What you are asked to do: Write out all of the lines below, exactly and completely.

[Material supplied — start]

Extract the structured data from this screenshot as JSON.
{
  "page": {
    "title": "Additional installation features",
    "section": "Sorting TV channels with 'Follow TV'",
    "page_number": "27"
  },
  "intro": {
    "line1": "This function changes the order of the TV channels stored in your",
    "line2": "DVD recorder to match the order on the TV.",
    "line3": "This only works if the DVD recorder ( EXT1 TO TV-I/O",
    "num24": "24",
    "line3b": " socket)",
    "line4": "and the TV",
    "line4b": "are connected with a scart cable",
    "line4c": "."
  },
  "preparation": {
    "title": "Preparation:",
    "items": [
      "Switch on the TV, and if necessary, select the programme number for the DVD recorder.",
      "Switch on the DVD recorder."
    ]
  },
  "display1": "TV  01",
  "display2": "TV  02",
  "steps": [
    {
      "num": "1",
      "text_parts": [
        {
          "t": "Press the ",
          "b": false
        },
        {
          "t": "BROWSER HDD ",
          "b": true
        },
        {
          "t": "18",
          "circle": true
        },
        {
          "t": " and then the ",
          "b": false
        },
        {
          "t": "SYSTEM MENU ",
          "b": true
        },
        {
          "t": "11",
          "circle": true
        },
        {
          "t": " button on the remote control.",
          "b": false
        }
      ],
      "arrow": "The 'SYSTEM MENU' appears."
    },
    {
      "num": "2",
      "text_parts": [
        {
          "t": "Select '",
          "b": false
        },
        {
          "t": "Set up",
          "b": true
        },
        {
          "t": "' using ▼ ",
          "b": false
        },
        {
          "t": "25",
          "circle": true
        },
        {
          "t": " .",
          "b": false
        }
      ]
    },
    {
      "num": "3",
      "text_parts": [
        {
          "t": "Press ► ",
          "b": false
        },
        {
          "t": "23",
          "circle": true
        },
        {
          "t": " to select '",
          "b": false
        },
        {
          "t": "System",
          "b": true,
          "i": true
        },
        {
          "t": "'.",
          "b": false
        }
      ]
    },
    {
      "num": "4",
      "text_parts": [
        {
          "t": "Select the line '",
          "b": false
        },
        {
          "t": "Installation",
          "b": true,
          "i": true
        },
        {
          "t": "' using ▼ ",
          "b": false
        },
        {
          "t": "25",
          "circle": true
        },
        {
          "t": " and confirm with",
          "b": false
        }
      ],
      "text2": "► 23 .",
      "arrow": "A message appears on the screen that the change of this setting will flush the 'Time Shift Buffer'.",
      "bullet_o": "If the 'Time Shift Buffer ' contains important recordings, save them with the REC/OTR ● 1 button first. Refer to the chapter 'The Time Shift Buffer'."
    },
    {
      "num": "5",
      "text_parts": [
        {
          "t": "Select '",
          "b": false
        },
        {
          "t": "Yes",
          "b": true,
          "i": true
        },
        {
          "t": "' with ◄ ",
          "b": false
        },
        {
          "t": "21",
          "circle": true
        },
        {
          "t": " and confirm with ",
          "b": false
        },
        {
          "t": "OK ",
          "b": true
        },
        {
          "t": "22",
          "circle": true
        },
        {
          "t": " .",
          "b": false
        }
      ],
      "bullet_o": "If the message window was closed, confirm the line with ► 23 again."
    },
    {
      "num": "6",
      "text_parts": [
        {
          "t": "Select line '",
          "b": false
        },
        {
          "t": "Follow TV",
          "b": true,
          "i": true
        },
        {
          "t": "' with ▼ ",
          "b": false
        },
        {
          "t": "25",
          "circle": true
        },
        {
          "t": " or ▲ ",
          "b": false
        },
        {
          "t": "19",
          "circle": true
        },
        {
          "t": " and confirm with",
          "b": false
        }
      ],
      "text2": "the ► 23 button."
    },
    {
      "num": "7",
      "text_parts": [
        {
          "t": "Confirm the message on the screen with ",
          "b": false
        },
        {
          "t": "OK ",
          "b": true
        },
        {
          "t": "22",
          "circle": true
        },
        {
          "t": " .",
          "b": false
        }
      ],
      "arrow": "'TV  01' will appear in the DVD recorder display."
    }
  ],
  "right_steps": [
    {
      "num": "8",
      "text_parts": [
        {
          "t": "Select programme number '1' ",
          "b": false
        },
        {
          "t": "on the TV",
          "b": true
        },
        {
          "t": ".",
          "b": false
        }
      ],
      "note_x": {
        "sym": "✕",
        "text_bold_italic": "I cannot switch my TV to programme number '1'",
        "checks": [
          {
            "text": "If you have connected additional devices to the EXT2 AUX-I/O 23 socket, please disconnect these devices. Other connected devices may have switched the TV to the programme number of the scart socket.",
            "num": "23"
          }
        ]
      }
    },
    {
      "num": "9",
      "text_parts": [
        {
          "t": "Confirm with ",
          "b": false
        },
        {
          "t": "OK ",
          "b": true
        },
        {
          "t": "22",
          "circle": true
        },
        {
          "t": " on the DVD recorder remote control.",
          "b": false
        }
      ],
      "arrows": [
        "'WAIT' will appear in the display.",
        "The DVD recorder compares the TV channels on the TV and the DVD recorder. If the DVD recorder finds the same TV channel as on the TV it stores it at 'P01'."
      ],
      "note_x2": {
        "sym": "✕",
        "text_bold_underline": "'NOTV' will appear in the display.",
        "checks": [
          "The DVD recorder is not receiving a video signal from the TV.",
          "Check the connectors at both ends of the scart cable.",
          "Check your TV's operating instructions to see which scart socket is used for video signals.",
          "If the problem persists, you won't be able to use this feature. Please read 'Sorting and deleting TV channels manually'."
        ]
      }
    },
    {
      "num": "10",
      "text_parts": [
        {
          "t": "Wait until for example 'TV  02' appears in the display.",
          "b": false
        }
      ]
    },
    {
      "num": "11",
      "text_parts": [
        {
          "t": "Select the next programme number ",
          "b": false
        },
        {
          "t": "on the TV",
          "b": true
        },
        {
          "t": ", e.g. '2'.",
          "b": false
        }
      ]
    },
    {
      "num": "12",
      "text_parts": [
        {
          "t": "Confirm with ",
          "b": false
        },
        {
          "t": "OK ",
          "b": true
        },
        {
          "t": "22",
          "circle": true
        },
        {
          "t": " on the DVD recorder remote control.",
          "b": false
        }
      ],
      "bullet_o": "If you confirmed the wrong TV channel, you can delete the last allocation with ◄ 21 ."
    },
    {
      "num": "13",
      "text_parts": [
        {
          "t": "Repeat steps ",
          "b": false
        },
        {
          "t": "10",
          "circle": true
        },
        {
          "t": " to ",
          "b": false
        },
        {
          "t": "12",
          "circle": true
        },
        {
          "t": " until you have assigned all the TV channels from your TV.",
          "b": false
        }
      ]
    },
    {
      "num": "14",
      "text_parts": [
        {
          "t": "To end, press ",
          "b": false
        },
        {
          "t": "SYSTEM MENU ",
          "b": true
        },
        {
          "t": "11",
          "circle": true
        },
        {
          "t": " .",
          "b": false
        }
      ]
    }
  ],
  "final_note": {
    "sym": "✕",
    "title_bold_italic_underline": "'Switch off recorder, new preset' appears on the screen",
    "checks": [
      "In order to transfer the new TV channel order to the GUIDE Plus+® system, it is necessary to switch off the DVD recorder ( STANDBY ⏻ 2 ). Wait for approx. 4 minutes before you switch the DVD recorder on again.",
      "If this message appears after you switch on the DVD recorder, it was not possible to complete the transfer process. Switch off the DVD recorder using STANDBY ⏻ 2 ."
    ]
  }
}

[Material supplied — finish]

Exercise result:
Extract the structured data from this screenshot as JSON.
{
  "page": {
    "title": "Additional installation features",
    "section": "Sorting TV channels with 'Follow TV'",
    "page_number": "27"
  },
  "intro": {
    "line1": "This function changes the order of the TV channels stored in your",
    "line2": "DVD recorder to match the order on the TV.",
    "line3": "This only works if the DVD recorder ( EXT1 TO TV-I/O",
    "num24": "24",
    "line3b": " socket)",
    "line4": "and the TV",
    "line4b": "are connected with a scart cable",
    "line4c": "."
  },
  "preparation": {
    "title": "Preparation:",
    "items": [
      "Switch on the TV, and if necessary, select the programme number for the DVD recorder.",
      "Switch on the DVD recorder."
    ]
  },
  "display1": "TV  01",
  "display2": "TV  02",
  "steps": [
    {
      "num": "1",
      "text_parts": [
        {
          "t": "Press the ",
          "b": false
        },
        {
          "t": "BROWSER HDD ",
          "b": true
        },
        {
          "t": "18",
          "circle": true
        },
        {
          "t": " and then the ",
          "b": false
        },
        {
          "t": "SYSTEM MENU ",
          "b": true
        },
        {
          "t": "11",
          "circle": true
        },
        {
          "t": " button on the remote control.",
          "b": false
        }
      ],
      "arrow": "The 'SYSTEM MENU' appears."
    },
    {
      "num": "2",
      "text_parts": [
        {
          "t": "Select '",
          "b": false
        },
        {
          "t": "Set up",
          "b": true
        },
        {
          "t": "' using ▼ ",
          "b": false
        },
        {
          "t": "25",
          "circle": true
        },
        {
          "t": " .",
          "b": false
        }
      ]
    },
    {
      "num": "3",
      "text_parts": [
        {
          "t": "Press ► ",
          "b": false
        },
        {
          "t": "23",
          "circle": true
        },
        {
          "t": " to select '",
          "b": false
        },
        {
          "t": "System",
          "b": true,
          "i": true
        },
        {
          "t": "'.",
          "b": false
        }
      ]
    },
    {
      "num": "4",
      "text_parts": [
        {
          "t": "Select the line '",
          "b": false
        },
        {
          "t": "Installation",
          "b": true,
          "i": true
        },
        {
          "t": "' using ▼ ",
          "b": false
        },
        {
          "t": "25",
          "circle": true
        },
        {
          "t": " and confirm with",
          "b": false
        }
      ],
      "text2": "► 23 .",
      "arrow": "A message appears on the screen that the change of this setting will flush the 'Time Shift Buffer'.",
      "bullet_o": "If the 'Time Shift Buffer ' contains important recordings, save them with the REC/OTR ● 1 button first. Refer to the chapter 'The Time Shift Buffer'."
    },
    {
      "num": "5",
      "text_parts": [
        {
          "t": "Select '",
          "b": false
        },
        {
          "t": "Yes",
          "b": true,
          "i": true
        },
        {
          "t": "' with ◄ ",
          "b": false
        },
        {
          "t": "21",
          "circle": true
        },
        {
          "t": " and confirm with ",
          "b": false
        },
        {
          "t": "OK ",
          "b": true
        },
        {
          "t": "22",
          "circle": true
        },
        {
          "t": " .",
          "b": false
        }
      ],
      "bullet_o": "If the message window was closed, confirm the line with ► 23 again."
    },
    {
      "num": "6",
      "text_parts": [
        {
          "t": "Select line '",
          "b": false
        },
        {
          "t": "Follow TV",
          "b": true,
          "i": true
        },
        {
          "t": "' with ▼ ",
          "b": false
        },
        {
          "t": "25",
          "circle": true
        },
        {
          "t": " or ▲ ",
          "b": false
        },
        {
          "t": "19",
          "circle": true
        },
        {
          "t": " and confirm with",
          "b": false
        }
      ],
      "text2": "the ► 23 button."
    },
    {
      "num": "7",
      "text_parts": [
        {
          "t": "Confirm the message on the screen with ",
          "b": false
        },
        {
          "t": "OK ",
          "b": true
        },
        {
          "t": "22",
          "circle": true
        },
        {
          "t": " .",
          "b": false
        }
      ],
      "arrow": "'TV  01' will appear in the DVD recorder display."
    }
  ],
  "right_steps": [
    {
      "num": "8",
      "text_parts": [
        {
          "t": "Select programme number '1' ",
          "b": false
        },
        {
          "t": "on the TV",
          "b": true
        },
        {
          "t": ".",
          "b": false
        }
      ],
      "note_x": {
        "sym": "✕",
        "text_bold_italic": "I cannot switch my TV to programme number '1'",
        "checks": [
          {
            "text": "If you have connected additional devices to the EXT2 AUX-I/O 23 socket, please disconnect these devices. Other connected devices may have switched the TV to the programme number of the scart socket.",
            "num": "23"
          }
        ]
      }
    },
    {
      "num": "9",
      "text_parts": [
        {
          "t": "Confirm with ",
          "b": false
        },
        {
          "t": "OK ",
          "b": true
        },
        {
          "t": "22",
          "circle": true
        },
        {
          "t": " on the DVD recorder remote control.",
          "b": false
        }
      ],
      "arrows": [
        "'WAIT' will appear in the display.",
        "The DVD recorder compares the TV channels on the TV and the DVD recorder. If the DVD recorder finds the same TV channel as on the TV it stores it at 'P01'."
      ],
      "note_x2": {
        "sym": "✕",
        "text_bold_underline": "'NOTV' will appear in the display.",
        "checks": [
          "The DVD recorder is not receiving a video signal from the TV.",
          "Check the connectors at both ends of the scart cable.",
          "Check your TV's operating instructions to see which scart socket is used for video signals.",
          "If the problem persists, you won't be able to use this feature. Please read 'Sorting and deleting TV channels manually'."
        ]
      }
    },
    {
      "num": "10",
      "text_parts": [
        {
          "t": "Wait until for example 'TV  02' appears in the display.",
          "b": false
        }
      ]
    },
    {
      "num": "11",
      "text_parts": [
        {
          "t": "Select the next programme number ",
          "b": false
        },
        {
          "t": "on the TV",
          "b": true
        },
        {
          "t": ", e.g. '2'.",
          "b": false
        }
      ]
    },
    {
      "num": "12",
      "text_parts": [
        {
          "t": "Confirm with ",
          "b": false
        },
        {
          "t": "OK ",
          "b": true
        },
        {
          "t": "22",
          "circle": true
        },
        {
          "t": " on the DVD recorder remote control.",
          "b": false
        }
      ],
      "bullet_o": "If you confirmed the wrong TV channel, you can delete the last allocation with ◄ 21 ."
    },
    {
      "num": "13",
      "text_parts": [
        {
          "t": "Repeat steps ",
          "b": false
        },
        {
          "t": "10",
          "circle": true
        },
        {
          "t": " to ",
          "b": false
        },
        {
          "t": "12",
          "circle": true
        },
        {
          "t": " until you have assigned all the TV channels from your TV.",
          "b": false
        }
      ]
    },
    {
      "num": "14",
      "text_parts": [
        {
          "t": "To end, press ",
          "b": false
        },
        {
          "t": "SYSTEM MENU ",
          "b": true
        },
        {
          "t": "11",
          "circle": true
        },
        {
          "t": " .",
          "b": false
        }
      ]
    }
  ],
  "final_note": {
    "sym": "✕",
    "title_bold_italic_underline": "'Switch off recorder, new preset' appears on the screen",
    "checks": [
      "In order to transfer the new TV channel order to the GUIDE Plus+® system, it is necessary to switch off the DVD recorder ( STANDBY ⏻ 2 ). Wait for approx. 4 minutes before you switch the DVD recorder on again.",
      "If this message appears after you switch on the DVD recorder, it was not possible to complete the transfer process. Switch off the DVD recorder using STANDBY ⏻ 2 ."
    ]
  }
}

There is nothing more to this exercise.